> _ACTION ITEM_
Gather every line in the records below that contains the word "JSON".

+ + + +

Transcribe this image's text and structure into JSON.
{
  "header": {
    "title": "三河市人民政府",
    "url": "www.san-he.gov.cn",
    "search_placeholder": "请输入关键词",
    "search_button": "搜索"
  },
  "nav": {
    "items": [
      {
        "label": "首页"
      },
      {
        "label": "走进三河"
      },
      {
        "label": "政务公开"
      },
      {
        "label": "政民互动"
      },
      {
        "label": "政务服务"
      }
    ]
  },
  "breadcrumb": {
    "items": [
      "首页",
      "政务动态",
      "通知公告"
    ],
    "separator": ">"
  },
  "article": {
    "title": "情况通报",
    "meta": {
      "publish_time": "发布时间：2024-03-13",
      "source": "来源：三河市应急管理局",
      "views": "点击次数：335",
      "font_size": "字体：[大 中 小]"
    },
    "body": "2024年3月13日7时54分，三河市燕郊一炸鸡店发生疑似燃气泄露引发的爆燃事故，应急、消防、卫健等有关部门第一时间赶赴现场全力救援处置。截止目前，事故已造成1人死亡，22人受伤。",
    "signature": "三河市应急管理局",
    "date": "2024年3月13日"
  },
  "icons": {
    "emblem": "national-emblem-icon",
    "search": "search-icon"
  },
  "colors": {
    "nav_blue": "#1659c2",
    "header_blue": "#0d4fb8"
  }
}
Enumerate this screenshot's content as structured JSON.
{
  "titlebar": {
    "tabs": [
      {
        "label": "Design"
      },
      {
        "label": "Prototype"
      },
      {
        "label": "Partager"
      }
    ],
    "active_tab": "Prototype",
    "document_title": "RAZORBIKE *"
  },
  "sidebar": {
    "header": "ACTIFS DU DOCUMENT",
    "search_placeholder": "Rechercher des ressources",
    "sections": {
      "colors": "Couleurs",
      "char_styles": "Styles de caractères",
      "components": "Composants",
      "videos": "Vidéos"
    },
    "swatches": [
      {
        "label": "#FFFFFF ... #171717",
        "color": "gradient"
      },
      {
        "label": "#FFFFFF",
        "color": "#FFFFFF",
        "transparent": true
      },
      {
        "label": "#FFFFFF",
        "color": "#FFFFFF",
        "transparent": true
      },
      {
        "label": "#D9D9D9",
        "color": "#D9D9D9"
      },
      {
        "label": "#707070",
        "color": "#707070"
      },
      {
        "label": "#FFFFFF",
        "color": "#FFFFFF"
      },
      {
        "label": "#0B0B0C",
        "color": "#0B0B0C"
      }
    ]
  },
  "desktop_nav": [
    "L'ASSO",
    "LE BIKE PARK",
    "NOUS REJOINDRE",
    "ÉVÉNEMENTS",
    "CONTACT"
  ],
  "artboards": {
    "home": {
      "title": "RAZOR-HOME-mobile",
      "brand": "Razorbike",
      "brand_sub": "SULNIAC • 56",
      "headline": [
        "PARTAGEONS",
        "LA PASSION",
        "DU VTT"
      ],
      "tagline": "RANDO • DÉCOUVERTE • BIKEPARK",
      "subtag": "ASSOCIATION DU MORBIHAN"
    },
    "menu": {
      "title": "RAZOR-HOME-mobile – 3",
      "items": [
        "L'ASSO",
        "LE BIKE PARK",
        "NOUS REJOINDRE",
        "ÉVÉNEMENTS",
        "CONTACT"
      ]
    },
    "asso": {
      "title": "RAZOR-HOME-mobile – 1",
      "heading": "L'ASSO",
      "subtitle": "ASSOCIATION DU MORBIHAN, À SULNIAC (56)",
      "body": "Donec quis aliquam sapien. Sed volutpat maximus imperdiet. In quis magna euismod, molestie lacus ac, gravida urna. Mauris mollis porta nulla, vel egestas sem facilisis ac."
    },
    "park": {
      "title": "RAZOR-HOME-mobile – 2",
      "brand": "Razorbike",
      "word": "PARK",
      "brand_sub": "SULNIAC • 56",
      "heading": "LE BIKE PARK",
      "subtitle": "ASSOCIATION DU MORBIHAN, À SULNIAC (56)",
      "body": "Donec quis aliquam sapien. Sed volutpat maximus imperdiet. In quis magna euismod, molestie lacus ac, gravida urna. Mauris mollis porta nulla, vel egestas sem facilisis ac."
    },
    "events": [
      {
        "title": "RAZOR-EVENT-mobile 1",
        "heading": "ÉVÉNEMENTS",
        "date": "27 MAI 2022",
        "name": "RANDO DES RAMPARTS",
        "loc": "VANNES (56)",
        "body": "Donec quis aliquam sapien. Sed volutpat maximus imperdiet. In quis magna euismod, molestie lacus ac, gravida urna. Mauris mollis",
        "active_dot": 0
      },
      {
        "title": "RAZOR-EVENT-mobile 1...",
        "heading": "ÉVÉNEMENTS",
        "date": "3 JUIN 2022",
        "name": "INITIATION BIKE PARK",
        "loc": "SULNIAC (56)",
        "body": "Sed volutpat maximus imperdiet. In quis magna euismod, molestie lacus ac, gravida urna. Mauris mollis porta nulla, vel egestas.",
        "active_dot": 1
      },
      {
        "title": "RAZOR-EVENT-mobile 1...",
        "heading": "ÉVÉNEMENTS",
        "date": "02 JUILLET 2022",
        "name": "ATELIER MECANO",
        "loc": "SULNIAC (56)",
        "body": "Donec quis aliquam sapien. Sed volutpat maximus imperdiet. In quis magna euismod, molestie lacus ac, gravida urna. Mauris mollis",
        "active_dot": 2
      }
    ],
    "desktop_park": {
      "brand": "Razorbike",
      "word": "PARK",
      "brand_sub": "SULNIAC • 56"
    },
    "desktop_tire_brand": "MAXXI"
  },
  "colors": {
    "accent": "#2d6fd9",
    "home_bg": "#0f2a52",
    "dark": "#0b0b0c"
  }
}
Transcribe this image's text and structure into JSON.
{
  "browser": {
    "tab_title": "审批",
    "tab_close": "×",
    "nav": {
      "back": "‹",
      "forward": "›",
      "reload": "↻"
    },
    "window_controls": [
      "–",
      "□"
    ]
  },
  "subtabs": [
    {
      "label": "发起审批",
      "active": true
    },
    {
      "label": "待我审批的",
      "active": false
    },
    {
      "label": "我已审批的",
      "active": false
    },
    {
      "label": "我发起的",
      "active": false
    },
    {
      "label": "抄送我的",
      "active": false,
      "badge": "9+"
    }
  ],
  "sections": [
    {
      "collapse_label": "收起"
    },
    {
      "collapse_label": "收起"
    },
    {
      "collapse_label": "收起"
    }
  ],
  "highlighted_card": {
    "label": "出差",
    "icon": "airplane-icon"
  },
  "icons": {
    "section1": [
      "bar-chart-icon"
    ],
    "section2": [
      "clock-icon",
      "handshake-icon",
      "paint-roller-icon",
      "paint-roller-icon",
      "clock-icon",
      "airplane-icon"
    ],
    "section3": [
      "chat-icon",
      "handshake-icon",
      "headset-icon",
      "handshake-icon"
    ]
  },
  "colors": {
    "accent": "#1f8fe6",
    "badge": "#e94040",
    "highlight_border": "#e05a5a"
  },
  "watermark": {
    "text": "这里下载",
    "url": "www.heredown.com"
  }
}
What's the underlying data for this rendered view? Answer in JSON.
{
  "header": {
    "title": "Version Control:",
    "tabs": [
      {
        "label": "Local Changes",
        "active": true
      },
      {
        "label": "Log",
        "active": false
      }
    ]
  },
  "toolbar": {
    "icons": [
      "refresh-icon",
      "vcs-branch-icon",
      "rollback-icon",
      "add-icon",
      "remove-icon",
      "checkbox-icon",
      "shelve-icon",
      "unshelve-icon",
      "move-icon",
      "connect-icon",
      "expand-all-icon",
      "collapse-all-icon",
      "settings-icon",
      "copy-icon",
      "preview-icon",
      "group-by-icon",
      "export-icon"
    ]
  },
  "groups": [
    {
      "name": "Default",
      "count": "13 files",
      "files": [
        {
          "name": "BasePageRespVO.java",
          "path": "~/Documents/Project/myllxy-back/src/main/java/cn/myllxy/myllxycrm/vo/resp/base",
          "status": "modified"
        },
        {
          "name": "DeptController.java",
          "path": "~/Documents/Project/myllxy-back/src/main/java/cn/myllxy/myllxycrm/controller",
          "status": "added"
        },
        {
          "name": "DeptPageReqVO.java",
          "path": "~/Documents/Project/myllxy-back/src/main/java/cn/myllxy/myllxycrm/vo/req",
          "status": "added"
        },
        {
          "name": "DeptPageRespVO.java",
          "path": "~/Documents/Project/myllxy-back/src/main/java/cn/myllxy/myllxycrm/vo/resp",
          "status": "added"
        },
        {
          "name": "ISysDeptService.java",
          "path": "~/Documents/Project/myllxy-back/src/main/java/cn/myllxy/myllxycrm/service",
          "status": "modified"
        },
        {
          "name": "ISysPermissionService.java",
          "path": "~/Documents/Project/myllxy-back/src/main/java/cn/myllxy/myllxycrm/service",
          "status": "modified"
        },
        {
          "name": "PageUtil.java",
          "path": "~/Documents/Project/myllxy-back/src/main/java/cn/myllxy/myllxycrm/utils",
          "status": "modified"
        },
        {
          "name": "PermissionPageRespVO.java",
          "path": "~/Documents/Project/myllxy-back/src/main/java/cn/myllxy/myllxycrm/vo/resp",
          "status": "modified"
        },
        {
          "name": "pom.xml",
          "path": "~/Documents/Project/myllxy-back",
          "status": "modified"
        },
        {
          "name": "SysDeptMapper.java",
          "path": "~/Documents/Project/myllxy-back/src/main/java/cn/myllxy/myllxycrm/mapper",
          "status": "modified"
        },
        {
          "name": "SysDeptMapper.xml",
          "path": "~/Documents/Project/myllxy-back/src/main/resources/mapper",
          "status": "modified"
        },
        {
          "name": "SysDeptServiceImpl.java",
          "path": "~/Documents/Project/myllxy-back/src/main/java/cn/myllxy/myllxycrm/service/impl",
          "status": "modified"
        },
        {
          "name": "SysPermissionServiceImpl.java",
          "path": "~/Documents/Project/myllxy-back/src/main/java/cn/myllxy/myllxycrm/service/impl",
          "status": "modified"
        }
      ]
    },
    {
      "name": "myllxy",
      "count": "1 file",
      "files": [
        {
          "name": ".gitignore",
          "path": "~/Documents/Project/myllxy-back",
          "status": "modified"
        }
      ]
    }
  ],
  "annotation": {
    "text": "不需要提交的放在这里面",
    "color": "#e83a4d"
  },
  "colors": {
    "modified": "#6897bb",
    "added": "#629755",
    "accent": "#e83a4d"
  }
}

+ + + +

> _ANSWER SECTION_
Transcribe this image's text and structure into JSON.
Enumerate this screenshot's content as structured JSON.
Transcribe this image's text and structure into JSON.
What's the underlying data for this rendered view? Answer in JSON.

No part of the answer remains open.